Are headaches more common among people with hypertension? Over the years, different studies have produced data on both sides of the question. Now results published in the April 2002 issue of the Journal of Neurology, Neurosurgery and Psychiatry suggest that headaches may actually be less common in those with high blood pressure.
Conducted at the Norwegian University of Science and Technology, the study postulates that elevated blood pressure may cause an effect called hypertension-associated hypalgesia, which means that individuals with hypertension may have a higher pain threshold and thus fewer headaches.
The study found that people with a systolic blood pressure reading of ?150 mm Hg were 30% less likely to develop headaches than those with readings below 140 mm Hg. The risk of headache was also reduced as diastolic pressure increased.
In Seniors: Consider CMV Serostatus
When Recommending Flu Vaccine
Older people who have cytomegalovirus seem to have less robust responses to the trivalent influenza vaccine than those who do not have CMV.
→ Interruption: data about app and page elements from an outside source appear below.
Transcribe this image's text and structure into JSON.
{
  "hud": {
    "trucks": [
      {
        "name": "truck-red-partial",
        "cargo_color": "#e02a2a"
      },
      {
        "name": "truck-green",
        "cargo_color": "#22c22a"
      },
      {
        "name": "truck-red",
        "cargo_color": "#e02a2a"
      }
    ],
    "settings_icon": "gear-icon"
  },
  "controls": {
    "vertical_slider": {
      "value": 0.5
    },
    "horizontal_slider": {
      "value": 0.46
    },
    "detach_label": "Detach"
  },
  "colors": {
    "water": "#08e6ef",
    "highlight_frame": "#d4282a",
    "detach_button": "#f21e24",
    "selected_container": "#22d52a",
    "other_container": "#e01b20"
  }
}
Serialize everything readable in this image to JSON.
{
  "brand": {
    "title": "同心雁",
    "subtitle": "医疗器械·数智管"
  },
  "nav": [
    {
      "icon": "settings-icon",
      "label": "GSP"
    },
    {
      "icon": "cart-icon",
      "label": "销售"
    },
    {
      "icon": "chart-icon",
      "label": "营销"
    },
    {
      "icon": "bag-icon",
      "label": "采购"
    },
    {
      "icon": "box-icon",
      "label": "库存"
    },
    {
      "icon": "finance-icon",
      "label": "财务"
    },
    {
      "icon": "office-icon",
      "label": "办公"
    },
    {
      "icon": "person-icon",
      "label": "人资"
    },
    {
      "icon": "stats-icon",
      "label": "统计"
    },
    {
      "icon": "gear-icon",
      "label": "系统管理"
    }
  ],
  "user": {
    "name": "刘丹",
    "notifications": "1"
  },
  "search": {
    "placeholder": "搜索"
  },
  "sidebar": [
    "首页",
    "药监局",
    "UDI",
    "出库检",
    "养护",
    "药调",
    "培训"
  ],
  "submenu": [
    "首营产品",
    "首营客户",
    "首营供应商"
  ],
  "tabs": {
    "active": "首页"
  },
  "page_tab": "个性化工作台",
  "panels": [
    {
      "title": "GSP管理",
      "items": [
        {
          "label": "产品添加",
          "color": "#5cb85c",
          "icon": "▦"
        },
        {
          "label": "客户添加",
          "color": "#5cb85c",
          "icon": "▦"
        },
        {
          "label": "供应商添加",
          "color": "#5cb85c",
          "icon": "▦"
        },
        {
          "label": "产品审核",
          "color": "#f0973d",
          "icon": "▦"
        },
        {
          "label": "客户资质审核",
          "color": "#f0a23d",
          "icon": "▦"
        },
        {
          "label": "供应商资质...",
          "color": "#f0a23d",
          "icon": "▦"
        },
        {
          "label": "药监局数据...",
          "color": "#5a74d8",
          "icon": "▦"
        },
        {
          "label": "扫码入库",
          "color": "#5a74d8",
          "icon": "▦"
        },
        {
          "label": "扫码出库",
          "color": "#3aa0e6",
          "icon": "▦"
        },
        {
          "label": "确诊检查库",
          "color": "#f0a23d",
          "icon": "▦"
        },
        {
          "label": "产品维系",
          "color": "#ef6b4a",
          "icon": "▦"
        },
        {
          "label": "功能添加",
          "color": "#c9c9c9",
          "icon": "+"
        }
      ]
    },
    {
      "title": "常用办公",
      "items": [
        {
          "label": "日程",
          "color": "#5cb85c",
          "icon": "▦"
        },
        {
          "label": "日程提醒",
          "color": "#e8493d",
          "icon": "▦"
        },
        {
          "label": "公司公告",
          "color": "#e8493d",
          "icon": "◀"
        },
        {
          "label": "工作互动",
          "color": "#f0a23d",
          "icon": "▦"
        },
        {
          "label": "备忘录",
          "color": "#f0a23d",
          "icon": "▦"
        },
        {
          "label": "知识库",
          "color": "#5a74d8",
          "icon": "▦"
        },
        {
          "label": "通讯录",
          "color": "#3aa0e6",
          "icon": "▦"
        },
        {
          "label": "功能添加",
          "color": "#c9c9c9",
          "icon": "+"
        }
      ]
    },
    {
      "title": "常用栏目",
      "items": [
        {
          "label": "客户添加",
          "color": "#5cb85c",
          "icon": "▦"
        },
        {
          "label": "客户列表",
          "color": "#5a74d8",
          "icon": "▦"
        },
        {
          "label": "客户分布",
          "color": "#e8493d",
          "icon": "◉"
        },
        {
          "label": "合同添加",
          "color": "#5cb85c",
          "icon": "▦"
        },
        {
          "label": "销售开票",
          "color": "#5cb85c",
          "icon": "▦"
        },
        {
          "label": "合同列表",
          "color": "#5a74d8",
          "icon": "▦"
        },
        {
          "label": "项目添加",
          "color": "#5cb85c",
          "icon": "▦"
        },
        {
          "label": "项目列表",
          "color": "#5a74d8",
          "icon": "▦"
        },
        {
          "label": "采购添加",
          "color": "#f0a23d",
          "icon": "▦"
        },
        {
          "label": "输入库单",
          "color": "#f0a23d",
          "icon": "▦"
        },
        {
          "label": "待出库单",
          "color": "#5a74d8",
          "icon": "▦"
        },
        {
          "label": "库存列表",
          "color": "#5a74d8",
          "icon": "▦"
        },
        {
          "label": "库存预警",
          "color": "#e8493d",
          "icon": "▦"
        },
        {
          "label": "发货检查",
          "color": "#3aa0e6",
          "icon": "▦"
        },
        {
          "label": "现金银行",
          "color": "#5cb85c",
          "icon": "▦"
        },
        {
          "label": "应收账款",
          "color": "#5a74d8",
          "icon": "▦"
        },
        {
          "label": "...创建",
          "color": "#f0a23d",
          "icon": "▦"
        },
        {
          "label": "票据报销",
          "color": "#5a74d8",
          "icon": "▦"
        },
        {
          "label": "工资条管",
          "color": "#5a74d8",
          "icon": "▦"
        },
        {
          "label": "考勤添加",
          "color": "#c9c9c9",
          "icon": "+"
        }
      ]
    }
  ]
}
News from the year's biggest meetings
Clinical features with downloadable PDFs